Professional development for educators represents a significant investment of time and energy. If done without applying the principles of adult learning, the outcomes are minimal, whereas the results of high-quality professional development can be expansive (Darling-Hammond et al., 2017; Gaumer Erickson et al., 2017).
Numerous adult learning methods and professional development practices are associated with positive outcomes for participant learning and implementation (Trivette et al., 2009). Strategies to support successful implementation include relating new content to their existing context, practicing with feedback, dialoguing about the content, self-assessing and reflecting on learning, and participating in sustained implementation coaching and collaboration (Darling-Hammond et al., 2017; Gaumer Erickson et al., 2017; Guskey & Yoon, 2009; Learning Forward, 2011; Trivette et al., 2009).
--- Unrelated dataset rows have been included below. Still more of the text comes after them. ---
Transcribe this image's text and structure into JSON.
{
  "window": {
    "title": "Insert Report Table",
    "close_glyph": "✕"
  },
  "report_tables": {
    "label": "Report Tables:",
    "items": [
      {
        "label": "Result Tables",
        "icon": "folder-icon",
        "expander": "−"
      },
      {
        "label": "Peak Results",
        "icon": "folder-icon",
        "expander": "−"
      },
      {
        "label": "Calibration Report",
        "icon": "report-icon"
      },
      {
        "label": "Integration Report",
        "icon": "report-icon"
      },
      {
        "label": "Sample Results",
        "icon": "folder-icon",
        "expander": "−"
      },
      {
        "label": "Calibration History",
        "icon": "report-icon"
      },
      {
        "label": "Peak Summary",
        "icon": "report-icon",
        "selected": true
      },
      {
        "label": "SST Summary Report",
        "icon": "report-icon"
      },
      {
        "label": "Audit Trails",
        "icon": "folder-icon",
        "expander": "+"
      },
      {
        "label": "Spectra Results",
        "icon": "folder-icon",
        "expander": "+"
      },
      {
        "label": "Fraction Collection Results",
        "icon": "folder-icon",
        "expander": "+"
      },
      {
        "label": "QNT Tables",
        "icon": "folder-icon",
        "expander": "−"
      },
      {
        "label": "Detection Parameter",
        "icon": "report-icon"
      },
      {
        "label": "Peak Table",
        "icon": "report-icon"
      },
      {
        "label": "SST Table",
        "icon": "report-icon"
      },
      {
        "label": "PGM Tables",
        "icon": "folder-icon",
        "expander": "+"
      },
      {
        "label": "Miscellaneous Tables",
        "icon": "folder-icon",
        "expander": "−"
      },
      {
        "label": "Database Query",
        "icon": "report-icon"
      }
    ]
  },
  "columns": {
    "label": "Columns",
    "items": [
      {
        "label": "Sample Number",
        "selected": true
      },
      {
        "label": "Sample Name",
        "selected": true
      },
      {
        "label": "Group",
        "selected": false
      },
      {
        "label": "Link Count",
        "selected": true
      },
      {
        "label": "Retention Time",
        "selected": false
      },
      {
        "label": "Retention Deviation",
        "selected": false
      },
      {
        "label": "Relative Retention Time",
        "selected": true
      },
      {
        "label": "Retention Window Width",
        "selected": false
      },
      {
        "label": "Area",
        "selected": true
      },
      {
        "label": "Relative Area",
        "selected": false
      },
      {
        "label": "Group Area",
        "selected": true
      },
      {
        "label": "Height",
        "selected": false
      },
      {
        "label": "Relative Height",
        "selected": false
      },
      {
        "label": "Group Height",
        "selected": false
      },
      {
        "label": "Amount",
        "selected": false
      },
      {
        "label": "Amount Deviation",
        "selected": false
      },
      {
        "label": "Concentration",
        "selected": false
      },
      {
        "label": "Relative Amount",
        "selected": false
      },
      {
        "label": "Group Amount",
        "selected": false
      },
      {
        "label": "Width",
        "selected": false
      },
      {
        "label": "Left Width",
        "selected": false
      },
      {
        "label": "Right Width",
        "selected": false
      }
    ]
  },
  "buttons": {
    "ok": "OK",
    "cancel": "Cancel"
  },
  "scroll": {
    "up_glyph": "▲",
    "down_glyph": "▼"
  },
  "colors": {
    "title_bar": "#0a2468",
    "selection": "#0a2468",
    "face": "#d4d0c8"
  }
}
Well-designed and implemented professional development should be considered an essential component of a comprehensive system of teaching and learning that supports students to develop the knowledge, skills, and competencies they need to thrive in the 21st century.
—Darling-Hammond, Hyler, & Gardner (2017, p. vii)
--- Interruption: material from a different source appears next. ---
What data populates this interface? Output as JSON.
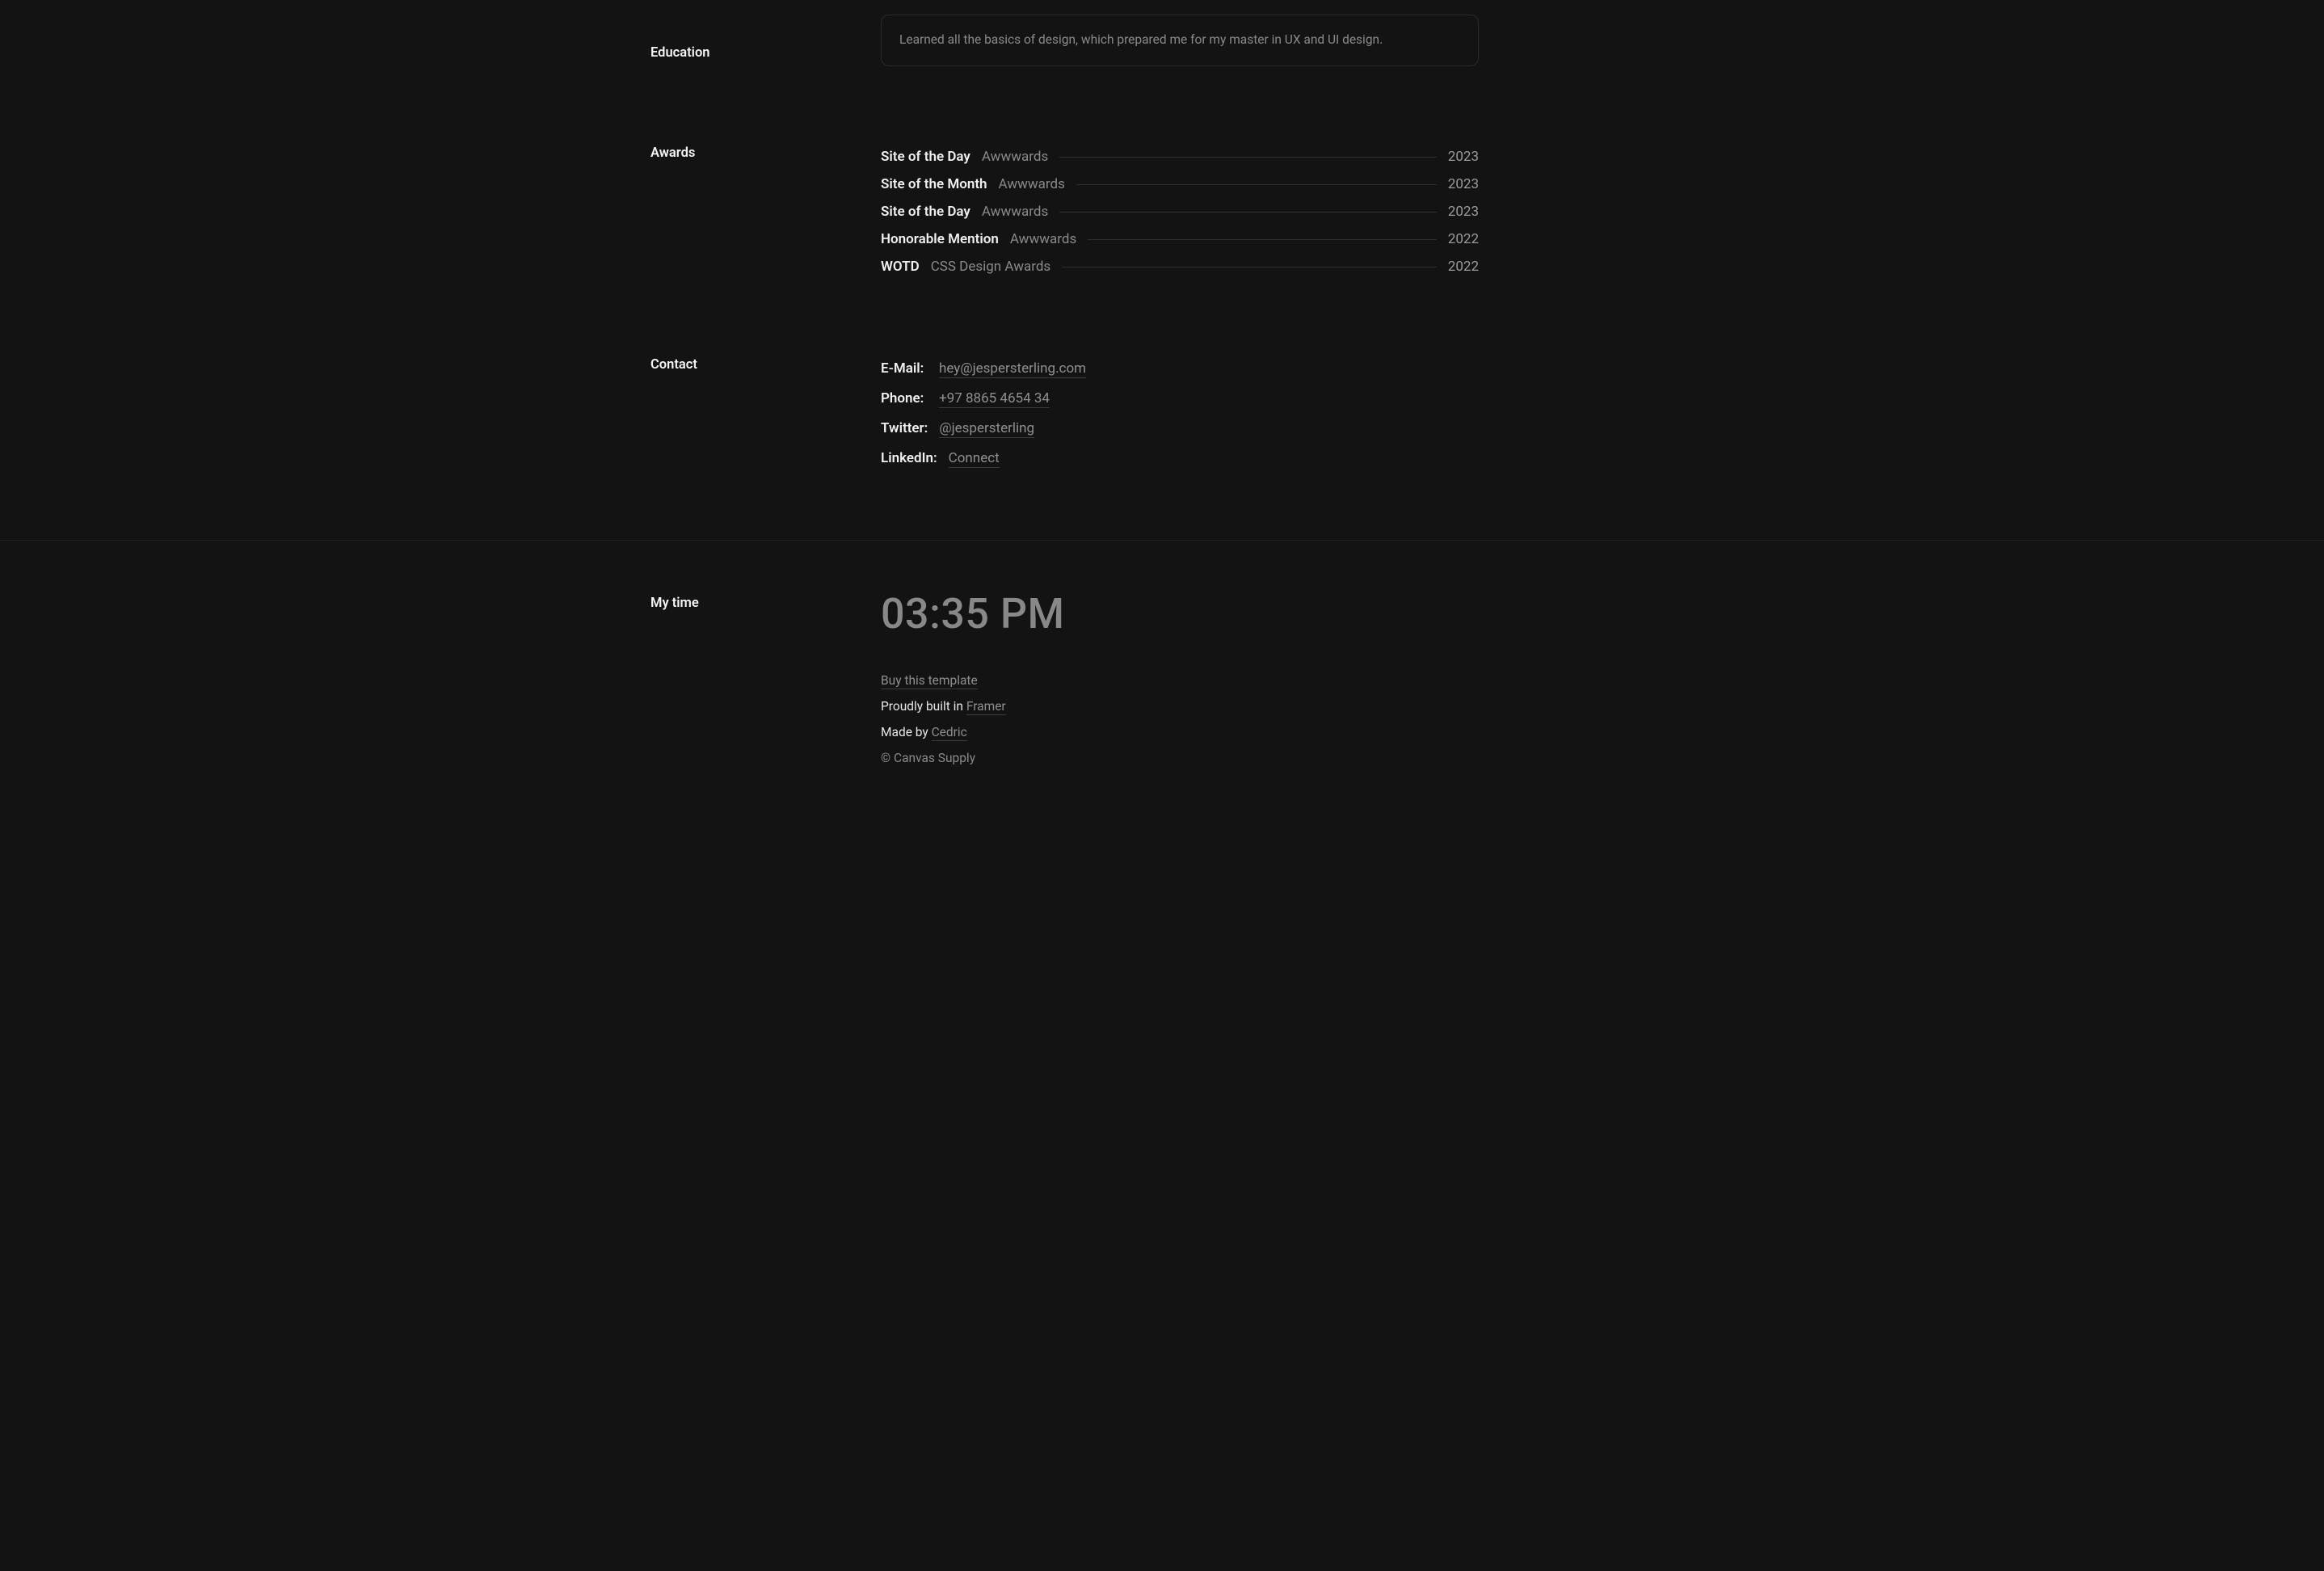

Ongoing monitoring of the quality of professional development influences planning, implementation, and refinement. The Observation Checklist for High-Quality Professional Development—Version 3.2 (HQPD Checklist; Gaumer Erickson et al., 2023) outlines 21 key indicators of quality professional development. Since 2015, the instrument has been used to evaluate more than 5,000 hours of professional development across numerous states. To learn more about the research informing the HQPD Checklist, read the article published in Professional Development in Education (Gaumer Erickson et al., 2017) or watch the webinar sponsored by the U.S. Department of Education, Office of Special Education Programs (OSEP), and the National Association of State Directors of Special Education (NASDSE; Noonan, 2019).
The HQPD Checklist supports professional development providers in designing, implementing, and refining professional development practices. The checklist was purposefully designed to be applicable for in-person, virtual, synchronous, and asynchronous professional learning. It outlines 21 indicators across five domains. Click on each domain to learn more.
Begin With the End in Mind
The first step in designing professional development is to identify the anticipated outcomes. What will the learners be able to do? How will they know they are successful?
These outcomes are typically documented as learning targets or objectives (Hattie & Zierer, 2018; Marzano, 2013; Moss & Brookhart, 2012). For example:
- I will draft an IEP annual goal that meets the SMARTIE criteria.
- My team will design a unit plan integrating an academic concept with an interpersonal skill addressing each of the six instructional criteria.
- Participants will apply the principles of trauma-informed functional behavior analysis by analyzing a student’s behavior through lenses of trauma-informed analyses.
Well-developed outcomes guide the design of professional development and help determine the use of presentation time, activities, practice, reflection, and assessment of outcomes (Wiggins et al., 2005). As identified in the HQPD Checklist, the participants benefit from an opportunity to see several examples across different contexts, practice the new skill or knowledge with constructive feedback, evaluate their performance based on criteria, and reflect on how this new learning will impact their current practice.
The goal of professional development is for the participants not only to know about the content but also to become skilled in its application. Engaging participants in complex or higher-order thinking has them go beyond the basic levels of comprehension to analyze, synthesize, evaluate, and interpret the content. Complex thinking about the content allows participants to process and make judgments, connect the content into their contexts, and apply the content in complex situations (Mainali, 2013; Moore, 2010).
Learning targets that address higher-order skills include verbs such as apply, analyze, evaluate, or create. Other verbs that can be used to demonstrate higher-order thinking include implement, organize, differentiate, plan, or produce. This graphic of Bloom’s Taxonomy provides examples of action verbs to engage participants in complex thinking. During professional development, engaging participants in complex thinking requires structured activities—these activities often involve processing and discussion time. The agenda should be purposefully planned to ensure time for this complex thinking.
It is critical to ensure that the considerable resources and effort devoted by the organizers, presenters, and participants lead to improved outcomes. The HQPD Checklist provides evidence-based indicators following implementation science that address best practices for adult learning. Through quality professional development, participants acquire knowledge and skills, integrate the skills into their professional practice, and observe improved outcomes for their students. Several resources, provided in the text box above, support professional learning design, including the HQPD Guidance Document, the HQPD Webinar, and Guidance for Utilizing External Presenters.